CINCINNATI (Reuters) - Miriam Gorman wanted to retire more than a year ago, but steep financial losses in her retirement savings mean the 71-year-old bookkeeper now plans to work on indefinitely.
"I would have preferred to retire at the end of 2007, and then I was thinking at the end of this year, and now maybe it's next year. I really don't know," said Gorman, who's been with an advertising company in Bethesda, Maryland, for 15 years.
Across America, older workers are postponing retirement plans, dismayed by huge losses in the value of the investments they had depended on to fund their retirement. The U.S. recession has compounded the problem, with home values too low to provide the nest egg many seniors need and interest rates on safer assets close to zero.
"This combination of forces creates a triple whammy for older people. The stock market is plunging, jobs are hard to find, and home values are sagging. This creates a really difficult environment in which to contemplate retiring," said Richard Johnson, an expert in seniors and retirement at the Urban Institute, a Washington think-tank.
Assets in retirement accounts have lost $2.8 trillion, or 32 percent of their value, as of December 2, 2008, compared with September 30, 2007, according to the institute.
These financial losses have translated to a huge shift in American retirement plans.
A December survey by the senior's advocacy group AARP showed 57 percent of Americans aged 45 or over who lost money in their investments over the past year and who are working or looking for work expect to delay retirement. One in four have already postponed plans to retire, the survey showed.
A separate poll by consulting firm Towers Perrin, also from December, showed nearly two-thirds of U.S. employees believe they face a much greater risk that they won't be able to afford to retire when they want to. In August 2008, 14 percent of those polled said they planned to retire in the next few years. In the December survey, that number dropped to 9 percent.
While bookkeeper Gorman hopes she'll only have to work a few more years to afford retirement, AARP director of financial security Jean Setzfand said it is almost impossible to know how long it will take people to rebuild their savings.
"A lot of it is just determined by how quickly we recover from the downturn," Setzfand said. "The jury is still out."
The AARP advises Americans they will need about 70 percent of their pre-retirement annual income to maintain their standard of living when they quit working.
Gorman expects to be on a tight budget for a long time.
"When I retire, it's going to be tough. I'm going to have to watch every penny and I'm not sure I'm going to make it," she said.
Still, Gorman said she's grateful her good health allows her to keep working long enough to recoup some losses and hopes the economy might improve under President-elect Barack Obama, who takes office on Tuesday.

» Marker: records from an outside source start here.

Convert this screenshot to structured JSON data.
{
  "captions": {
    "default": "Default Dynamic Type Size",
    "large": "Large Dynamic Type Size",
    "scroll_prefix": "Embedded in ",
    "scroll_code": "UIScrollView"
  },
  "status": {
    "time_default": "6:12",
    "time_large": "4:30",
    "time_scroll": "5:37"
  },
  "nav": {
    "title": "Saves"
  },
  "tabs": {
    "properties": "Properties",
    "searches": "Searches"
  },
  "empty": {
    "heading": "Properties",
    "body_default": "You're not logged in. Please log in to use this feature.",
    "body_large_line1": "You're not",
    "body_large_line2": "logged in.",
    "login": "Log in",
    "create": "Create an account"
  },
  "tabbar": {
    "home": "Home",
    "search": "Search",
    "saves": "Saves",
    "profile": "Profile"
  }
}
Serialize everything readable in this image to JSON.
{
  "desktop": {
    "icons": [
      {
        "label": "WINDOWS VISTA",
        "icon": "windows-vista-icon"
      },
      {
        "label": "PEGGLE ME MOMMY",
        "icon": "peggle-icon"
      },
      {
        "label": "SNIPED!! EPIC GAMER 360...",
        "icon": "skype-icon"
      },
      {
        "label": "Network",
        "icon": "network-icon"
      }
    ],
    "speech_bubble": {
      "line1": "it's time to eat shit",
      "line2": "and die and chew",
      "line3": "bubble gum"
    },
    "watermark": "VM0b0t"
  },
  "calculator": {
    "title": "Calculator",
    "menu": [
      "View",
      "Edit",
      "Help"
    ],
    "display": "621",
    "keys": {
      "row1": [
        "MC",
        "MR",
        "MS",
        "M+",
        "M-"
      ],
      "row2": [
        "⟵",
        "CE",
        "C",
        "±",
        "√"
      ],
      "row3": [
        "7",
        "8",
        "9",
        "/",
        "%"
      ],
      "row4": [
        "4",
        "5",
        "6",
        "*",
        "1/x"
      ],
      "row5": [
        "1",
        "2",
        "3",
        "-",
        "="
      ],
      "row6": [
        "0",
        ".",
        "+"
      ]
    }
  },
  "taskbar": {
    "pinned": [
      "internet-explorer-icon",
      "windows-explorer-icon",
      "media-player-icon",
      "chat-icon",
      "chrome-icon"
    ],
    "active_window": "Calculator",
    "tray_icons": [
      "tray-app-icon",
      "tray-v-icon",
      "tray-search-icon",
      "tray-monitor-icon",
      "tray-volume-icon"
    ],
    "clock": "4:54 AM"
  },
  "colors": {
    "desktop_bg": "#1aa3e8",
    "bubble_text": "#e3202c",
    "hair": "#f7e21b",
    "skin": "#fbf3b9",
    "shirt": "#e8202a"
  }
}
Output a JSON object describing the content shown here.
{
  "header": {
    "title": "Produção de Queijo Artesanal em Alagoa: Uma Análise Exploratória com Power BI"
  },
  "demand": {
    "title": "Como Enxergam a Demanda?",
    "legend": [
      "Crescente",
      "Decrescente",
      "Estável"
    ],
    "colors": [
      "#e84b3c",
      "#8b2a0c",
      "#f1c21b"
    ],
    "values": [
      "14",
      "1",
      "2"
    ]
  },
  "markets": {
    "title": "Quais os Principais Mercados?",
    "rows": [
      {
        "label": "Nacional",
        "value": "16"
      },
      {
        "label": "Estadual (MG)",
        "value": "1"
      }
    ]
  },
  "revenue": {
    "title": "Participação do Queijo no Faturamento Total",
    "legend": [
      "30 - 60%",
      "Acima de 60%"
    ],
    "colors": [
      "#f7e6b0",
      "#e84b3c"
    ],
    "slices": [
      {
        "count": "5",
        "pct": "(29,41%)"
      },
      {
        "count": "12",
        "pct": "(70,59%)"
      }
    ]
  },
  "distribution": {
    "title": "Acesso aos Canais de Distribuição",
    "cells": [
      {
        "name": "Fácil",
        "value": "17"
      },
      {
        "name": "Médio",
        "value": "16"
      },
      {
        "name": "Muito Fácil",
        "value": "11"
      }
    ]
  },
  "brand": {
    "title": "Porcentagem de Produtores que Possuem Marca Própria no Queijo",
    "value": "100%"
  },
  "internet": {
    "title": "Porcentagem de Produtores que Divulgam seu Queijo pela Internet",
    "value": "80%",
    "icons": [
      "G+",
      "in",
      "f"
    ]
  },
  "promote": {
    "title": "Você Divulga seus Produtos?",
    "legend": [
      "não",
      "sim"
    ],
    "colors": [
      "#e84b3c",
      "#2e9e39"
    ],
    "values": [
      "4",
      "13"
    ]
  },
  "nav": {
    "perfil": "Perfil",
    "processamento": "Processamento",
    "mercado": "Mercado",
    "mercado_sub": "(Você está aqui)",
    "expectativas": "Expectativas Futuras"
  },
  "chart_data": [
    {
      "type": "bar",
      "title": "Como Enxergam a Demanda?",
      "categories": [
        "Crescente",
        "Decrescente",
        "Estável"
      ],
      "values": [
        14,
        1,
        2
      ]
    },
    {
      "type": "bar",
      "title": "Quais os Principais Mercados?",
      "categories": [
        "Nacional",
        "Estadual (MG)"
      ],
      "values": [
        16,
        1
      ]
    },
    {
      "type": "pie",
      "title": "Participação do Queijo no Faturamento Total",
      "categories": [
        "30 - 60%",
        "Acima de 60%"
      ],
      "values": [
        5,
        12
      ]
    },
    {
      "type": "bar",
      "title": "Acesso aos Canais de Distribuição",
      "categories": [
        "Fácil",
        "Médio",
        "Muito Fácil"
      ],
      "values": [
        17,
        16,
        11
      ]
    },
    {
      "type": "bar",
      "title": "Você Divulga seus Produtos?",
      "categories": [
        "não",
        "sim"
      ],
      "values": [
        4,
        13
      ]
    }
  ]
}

"Nothing is going to change overnight, on any front. He's coming into a situation that's going to require a lot of time and patience ... but I hope he'll get this economy moving again," said Gorman.
Unfortunately, older workers may be trying to hold onto jobs -- or find less physically demanding new ones -- just as U.S. employers are cutting their workforce. The U.S. unemployment rate rose to 7.2 percent in December, its highest point in nearly 16 years.
"It's a lot easier to work at older ages if you are staying at your existing job," notes the Urban Institute's Johnson. "Those who will be hit hardest by the recession are those with lower incomes, with less education and fewer skills that employers value."
Still, Johnson said statistics are already showing a permanent shift in what Americans think of as "retirement age" -- the notion that 65 was the end of working life. Financial losses, the end of employer-based pension plans and longer life spans mean more seniors are now working much later in life.
"The average age people leave the workforce is still about 64," Johnson said. "But the share of older people in the workforce has been going up since 1998."
In August 2008, 36 percent of men and 26 percent of women aged 65 to 69 were still working, compared with just 26 percent of men and 17 percent of women 10 years earlier.
Nancy Belle is rewriting her own rules for retirement age -- prompted by both financial losses and personal experience.
"I used to think once you hit 65, that's the magic age and it's almost a requirement -- you just retire. As I got older I see that it's not really true," said Belle, a 64-year-old healthcare educator in Baltimore, Maryland.
Belle enjoys her job and expects to work for another three or four years to make enough money to "spoil" her five grandchildren -- one more is on the way -- and recoup a 40 percent drop in the value of her retirement account.
"I'm not going to recoup that in one, two or even three years. I'll be lucky if it comes up at all," said Belle. "But I'm healthy and I find it invigorating to come into work in the morning, so I'm very lucky."
Reporting by Andrea Hopkins; editing by Michael Conlon and Philip Barbara